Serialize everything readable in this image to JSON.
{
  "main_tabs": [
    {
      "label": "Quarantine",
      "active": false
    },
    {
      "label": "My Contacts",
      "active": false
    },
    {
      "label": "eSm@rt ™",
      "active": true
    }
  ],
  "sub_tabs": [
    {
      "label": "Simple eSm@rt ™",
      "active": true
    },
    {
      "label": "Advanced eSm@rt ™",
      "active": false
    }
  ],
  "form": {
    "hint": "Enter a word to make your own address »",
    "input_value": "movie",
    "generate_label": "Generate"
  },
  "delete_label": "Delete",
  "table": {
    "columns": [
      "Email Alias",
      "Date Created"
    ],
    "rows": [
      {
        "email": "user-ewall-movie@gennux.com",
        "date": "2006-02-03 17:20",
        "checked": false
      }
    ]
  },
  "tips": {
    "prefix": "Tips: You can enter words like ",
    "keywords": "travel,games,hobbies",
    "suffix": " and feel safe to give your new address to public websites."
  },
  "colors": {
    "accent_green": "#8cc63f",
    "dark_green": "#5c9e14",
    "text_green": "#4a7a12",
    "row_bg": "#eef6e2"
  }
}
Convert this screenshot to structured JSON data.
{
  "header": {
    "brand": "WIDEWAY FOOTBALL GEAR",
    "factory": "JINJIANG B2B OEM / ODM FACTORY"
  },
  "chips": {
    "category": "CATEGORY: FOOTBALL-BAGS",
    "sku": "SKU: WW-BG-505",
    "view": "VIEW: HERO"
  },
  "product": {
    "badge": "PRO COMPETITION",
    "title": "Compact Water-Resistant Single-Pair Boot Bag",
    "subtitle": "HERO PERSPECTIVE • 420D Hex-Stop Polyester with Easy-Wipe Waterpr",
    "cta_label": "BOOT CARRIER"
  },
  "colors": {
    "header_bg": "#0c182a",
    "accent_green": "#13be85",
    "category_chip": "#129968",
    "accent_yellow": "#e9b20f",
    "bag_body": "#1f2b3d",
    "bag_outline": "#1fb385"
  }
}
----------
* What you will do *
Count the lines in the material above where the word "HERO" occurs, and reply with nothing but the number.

* Task response *
2